The New York Times finds itself in trouble with it. Huffington Post and Buzzfeed are thriving in it. Quartz and Circa are breaking it and remaking it.

What is it? It’s narrative.

Narrative is changing.

Narrative, particularly journalistic narrative, is being reshaped. It’s kind of a mess, pushed by readers on one side, tech on the other. Let me see if I can find my machete, or maybe a backhoe, and thrash my way through it with you.

Narrative has found a comfy, traditional long form home on, of all places, television. When you watch the writers of ‘Mad Men’ or ‘Breaking Bad,’ or ‘The Good Wife’ spool out longass story threads, episode after episode, that’s long form narrative. Do I really have to wait a year for ‘Mad Men’ to finish? Yes, apparently, and since I am willing to wait, that is the power of long form narrative in action.
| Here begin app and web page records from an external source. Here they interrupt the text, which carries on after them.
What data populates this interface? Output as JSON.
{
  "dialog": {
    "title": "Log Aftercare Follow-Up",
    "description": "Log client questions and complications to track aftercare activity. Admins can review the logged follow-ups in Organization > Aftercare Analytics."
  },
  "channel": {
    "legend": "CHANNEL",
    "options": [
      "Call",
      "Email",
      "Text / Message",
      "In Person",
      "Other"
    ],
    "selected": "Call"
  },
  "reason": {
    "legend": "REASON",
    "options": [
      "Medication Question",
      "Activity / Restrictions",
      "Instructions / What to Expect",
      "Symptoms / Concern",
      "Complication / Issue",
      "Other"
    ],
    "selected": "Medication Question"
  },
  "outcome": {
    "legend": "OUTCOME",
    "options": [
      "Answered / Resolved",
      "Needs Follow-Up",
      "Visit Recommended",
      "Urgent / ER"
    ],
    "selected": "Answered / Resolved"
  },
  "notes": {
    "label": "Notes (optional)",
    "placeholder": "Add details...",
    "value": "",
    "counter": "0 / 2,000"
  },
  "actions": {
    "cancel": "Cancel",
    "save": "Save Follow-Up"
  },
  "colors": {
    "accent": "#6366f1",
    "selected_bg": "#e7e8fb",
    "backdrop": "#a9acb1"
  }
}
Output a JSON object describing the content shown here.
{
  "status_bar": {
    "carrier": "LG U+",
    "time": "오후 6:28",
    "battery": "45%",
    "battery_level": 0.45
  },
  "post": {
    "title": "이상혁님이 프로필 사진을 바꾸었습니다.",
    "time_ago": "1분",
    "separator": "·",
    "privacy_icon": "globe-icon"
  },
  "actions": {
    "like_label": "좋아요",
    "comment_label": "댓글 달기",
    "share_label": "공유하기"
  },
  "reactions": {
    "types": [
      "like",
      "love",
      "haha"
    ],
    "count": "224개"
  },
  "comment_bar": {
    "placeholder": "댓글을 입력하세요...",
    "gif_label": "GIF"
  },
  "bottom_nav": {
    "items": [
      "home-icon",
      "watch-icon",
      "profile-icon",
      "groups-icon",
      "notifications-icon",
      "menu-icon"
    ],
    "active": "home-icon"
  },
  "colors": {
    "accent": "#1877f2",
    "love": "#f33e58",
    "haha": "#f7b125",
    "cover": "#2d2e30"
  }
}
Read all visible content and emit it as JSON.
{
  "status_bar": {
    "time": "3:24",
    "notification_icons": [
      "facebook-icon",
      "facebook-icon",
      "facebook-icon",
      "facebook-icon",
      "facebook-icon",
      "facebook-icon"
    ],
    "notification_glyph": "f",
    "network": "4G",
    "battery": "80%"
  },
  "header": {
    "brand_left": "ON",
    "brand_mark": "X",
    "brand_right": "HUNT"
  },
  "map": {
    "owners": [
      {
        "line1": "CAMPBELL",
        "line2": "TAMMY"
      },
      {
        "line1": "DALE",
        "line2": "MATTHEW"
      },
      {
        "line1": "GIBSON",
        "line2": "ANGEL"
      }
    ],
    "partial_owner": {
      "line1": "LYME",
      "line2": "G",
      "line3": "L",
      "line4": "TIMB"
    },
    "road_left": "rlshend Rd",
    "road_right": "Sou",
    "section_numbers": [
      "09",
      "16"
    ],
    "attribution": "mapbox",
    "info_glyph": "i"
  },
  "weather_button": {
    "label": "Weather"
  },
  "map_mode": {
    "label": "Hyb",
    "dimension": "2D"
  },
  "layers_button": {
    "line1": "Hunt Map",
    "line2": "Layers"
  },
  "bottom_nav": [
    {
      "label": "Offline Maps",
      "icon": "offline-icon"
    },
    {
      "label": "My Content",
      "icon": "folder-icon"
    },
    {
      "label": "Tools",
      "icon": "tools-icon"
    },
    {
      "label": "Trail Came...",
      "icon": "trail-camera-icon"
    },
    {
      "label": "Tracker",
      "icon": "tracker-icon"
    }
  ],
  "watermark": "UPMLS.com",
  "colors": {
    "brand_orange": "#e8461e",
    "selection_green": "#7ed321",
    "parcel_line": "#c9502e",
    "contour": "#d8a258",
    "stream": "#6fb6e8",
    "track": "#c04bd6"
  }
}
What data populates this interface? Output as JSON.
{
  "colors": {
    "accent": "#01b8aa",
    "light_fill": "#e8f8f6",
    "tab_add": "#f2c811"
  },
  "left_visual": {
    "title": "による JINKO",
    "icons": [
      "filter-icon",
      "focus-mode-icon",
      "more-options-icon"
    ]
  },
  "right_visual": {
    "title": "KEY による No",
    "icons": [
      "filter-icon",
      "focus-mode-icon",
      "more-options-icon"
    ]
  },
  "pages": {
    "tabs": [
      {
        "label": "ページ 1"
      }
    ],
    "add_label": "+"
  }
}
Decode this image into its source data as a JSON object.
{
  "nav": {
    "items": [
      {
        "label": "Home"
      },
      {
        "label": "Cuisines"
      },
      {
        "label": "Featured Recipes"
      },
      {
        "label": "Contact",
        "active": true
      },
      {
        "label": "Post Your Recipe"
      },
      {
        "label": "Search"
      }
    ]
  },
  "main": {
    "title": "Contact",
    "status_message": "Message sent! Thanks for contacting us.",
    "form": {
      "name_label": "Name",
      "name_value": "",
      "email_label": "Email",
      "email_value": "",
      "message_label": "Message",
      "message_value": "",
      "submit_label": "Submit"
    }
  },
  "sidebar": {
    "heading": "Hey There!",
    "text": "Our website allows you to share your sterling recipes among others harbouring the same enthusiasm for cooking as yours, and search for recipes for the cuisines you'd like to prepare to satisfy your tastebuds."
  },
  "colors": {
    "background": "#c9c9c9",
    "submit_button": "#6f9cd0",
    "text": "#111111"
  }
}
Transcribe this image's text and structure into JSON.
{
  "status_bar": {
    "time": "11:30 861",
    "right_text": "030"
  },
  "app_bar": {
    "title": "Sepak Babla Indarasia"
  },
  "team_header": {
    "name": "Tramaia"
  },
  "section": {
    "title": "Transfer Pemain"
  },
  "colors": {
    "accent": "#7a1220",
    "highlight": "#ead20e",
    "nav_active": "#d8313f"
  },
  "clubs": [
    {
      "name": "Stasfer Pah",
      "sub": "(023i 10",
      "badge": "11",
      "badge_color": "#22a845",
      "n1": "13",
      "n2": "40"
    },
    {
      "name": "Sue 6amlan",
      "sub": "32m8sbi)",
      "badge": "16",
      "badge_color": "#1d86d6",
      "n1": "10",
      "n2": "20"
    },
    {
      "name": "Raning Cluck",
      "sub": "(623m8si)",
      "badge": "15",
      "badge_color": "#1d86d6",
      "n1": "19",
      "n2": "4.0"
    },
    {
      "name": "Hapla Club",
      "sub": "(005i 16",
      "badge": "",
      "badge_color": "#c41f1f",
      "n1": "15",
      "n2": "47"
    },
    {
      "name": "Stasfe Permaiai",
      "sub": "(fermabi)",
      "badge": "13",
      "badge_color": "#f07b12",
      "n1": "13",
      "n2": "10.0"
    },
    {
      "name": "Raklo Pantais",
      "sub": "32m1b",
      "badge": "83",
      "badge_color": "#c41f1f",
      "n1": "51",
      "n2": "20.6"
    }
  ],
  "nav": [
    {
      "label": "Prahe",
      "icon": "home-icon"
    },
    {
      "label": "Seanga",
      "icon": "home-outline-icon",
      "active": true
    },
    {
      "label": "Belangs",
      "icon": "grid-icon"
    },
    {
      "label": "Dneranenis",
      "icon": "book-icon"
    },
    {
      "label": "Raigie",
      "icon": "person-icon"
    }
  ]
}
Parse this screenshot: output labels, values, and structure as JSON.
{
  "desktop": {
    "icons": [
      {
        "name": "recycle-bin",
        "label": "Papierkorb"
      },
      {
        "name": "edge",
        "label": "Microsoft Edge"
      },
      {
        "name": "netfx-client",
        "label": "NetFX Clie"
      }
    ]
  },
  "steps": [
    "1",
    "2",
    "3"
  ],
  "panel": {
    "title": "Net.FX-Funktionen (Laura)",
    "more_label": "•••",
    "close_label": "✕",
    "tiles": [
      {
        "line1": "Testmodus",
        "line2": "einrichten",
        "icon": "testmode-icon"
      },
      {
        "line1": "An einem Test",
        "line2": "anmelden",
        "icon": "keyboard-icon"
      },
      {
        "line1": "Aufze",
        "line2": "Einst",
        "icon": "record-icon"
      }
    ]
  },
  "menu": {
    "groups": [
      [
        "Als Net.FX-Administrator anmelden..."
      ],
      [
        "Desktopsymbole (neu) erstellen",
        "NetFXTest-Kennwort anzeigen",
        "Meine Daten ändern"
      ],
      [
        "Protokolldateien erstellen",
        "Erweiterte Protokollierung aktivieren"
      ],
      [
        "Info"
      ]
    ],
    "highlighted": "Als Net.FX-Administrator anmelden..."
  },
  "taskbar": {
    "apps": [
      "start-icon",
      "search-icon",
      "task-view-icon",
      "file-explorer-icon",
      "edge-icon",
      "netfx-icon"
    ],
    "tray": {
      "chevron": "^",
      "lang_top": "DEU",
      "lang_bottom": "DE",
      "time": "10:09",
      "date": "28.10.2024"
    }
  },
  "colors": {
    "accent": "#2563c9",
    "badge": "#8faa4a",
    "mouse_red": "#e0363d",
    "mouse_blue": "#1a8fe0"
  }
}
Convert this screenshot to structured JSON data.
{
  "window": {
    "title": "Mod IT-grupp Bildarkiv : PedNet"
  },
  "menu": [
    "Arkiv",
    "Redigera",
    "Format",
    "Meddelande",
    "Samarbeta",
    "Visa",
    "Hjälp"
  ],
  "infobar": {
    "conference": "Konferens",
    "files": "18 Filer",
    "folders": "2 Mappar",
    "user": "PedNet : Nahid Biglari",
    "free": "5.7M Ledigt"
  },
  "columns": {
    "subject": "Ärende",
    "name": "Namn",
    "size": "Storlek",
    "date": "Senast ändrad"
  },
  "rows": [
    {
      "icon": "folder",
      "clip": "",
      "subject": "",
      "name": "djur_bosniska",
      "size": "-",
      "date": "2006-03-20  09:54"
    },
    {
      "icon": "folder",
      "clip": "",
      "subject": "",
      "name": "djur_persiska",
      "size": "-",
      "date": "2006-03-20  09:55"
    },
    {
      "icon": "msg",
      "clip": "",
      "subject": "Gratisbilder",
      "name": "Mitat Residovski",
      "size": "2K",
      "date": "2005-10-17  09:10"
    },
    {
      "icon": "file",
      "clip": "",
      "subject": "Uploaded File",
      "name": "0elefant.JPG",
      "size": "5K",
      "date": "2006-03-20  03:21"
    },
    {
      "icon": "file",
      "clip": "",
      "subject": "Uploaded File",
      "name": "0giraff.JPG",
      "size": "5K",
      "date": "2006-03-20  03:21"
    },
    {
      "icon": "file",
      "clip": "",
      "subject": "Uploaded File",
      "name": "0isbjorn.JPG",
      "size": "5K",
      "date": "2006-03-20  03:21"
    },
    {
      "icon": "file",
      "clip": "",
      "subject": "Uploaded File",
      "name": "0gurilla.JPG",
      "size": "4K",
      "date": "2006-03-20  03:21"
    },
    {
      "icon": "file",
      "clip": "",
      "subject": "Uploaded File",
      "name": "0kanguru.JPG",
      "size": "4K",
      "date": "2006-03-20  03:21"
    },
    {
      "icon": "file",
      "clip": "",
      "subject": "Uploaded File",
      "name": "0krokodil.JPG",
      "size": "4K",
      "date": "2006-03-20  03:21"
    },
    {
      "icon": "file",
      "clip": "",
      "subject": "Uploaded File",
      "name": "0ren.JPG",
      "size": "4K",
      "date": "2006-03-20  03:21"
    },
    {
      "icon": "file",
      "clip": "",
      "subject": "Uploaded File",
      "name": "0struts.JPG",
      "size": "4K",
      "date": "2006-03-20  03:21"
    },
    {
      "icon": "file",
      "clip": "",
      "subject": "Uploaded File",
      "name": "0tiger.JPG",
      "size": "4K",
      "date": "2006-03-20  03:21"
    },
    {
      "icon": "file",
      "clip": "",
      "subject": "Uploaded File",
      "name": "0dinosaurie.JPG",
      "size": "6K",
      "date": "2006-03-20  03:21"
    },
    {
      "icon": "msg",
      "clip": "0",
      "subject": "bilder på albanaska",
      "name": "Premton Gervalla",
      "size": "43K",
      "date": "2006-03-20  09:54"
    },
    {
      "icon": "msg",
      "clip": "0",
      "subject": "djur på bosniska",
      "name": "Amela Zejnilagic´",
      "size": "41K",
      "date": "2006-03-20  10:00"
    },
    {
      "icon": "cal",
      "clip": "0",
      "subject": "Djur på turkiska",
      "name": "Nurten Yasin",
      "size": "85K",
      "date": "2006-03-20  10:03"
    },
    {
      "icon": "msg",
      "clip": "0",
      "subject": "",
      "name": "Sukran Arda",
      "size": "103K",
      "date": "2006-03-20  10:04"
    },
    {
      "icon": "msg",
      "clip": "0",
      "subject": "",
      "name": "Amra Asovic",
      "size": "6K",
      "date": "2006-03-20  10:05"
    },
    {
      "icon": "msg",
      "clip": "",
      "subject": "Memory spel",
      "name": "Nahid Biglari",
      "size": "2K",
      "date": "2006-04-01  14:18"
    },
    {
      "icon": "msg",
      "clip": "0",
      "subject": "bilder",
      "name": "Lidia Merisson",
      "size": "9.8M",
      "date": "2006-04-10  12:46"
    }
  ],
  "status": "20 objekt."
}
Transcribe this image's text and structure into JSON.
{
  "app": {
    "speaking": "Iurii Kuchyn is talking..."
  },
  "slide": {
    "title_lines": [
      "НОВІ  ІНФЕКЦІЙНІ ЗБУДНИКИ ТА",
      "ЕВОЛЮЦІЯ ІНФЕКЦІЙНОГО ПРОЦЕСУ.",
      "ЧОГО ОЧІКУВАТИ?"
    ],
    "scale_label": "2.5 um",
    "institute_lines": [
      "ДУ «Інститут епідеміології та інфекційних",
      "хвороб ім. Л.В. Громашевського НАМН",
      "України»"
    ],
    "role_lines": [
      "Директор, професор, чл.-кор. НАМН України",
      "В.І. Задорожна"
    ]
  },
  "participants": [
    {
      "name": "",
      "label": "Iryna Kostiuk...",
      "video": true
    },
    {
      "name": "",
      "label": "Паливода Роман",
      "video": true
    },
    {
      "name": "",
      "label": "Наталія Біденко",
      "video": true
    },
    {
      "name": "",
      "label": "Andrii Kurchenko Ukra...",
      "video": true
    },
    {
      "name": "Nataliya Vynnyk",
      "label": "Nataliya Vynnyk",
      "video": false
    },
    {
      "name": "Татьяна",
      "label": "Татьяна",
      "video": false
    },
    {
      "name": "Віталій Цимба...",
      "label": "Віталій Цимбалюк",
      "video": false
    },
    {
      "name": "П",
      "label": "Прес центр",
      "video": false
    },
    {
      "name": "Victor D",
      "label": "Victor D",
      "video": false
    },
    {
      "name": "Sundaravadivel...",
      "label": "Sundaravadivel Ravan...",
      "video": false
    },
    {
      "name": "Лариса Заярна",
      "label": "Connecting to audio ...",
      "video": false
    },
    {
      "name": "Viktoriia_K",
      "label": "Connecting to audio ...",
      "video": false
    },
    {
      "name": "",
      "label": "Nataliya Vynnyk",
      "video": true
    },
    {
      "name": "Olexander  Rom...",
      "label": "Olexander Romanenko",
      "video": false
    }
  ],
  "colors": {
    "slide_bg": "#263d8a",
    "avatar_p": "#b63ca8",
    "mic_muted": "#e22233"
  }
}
For many years the New York Times has dominated in the one-off, long form narrative that digs deep and lasts. Another way to put this is to say that the New York Times is winning at journalism, as its editors recently wrote about themselves in a report I’ll quote from more in a moment. But those same people at the paper realize that readers look for stories in different ways now, and the beautifully-researched, longass news story that bleeds journalism and digs deep is being read by fewer people than ever before. Each month the Times reaches 1.25 million print subscribers and 30 million web readers. That might be good news, but not when you consider that the Times’s homepage views have dipped by 30% since 2011. Page views are pretty flat, and time spent reading articles is diminishing. Even the Times iPhone user base is shrinking. When your mobile base shrinks, you know part of you is dying. The numbers are all from the Times’s internal report about how the paper sucks at digital.

The Times sucks at digital.

Let’s say  you’re the newspaper of record winning at journalism, while losing at getting people to actually read your stuff. Do you get depressed? Yes, you do. Because narrative exists to be listened to, read, experienced. The winning players at the digital readership game are Huffington Post, USA Today, and Buzzfeed, number one, two and three in reader traffic. They got there by changing the meaning of narrative.

They didn’t just write a few grabby link-baity headlines. They wrote lots and lots of them, and they offered shorter articles, added images and slide shows, and reduced the idea of a story down to a checklist or even a GIF. They realized they didn’t need to tell original stories, only repeat original stories written by others. They removed the emphasis on the front page as a destination and atomized narrative, making stories that could surface in different ways on different platforms.

Here’s another way to look at this. Google indexes your home page, so getting visits there is still important, but when I write a blog that connects, more people find it when I post it as an atomic fragment on Twitter, or Reddit, or LinkedIn. Most of those readers never go to the Red Cup home page. There’s a different point of entry for them, and things are going to stay that way.

The Times admits to other failings in its report, like failing to tag stories as assiduously as any half-assed blogger would, failing to offer ‘you might also be interested in’ links as well as Amazon does, and overall, failing to see news as something promotable, malleable, and recyclable. They made the mistake of believing the journalism was done as soon as the story was written.

Borrowing the courage (and journalism) of others.

As any blogger knows, old posts that do well the first time are worth reposting many times, and other people’s writing will do just fine if you can’t think of anything better to write on your own. The Huffington Post gets more online play out of the Times’s articles than the Times does. Gawker, Circa, and Flipboard repackage narrative from the Times and more people see it than (often) do in the original source. Narratives need to be offered up on a variety of platforms; they won’t surface on their own.

Is something wrong here? Maybe, but I don’t think so.

Despite all the fretting about diminished attention spans, visual literacy overtaking text, lack of substance, it remains that there is a huge appetite for news.

People want to be informed, and informing more of them is not a bad thing at all. First Look Media’s digital magazine ‘The Intercept’ has launched, has made it on to my Feedly, and has 57.5 million Twitter followers. Just like that.

There will always be a need for longass journalism in all is beautiful detail. Its practitioners are heroes. The point of entry for many people has changed, though, and narrative is squeezing itself to fit, atomizing itself, and going nano.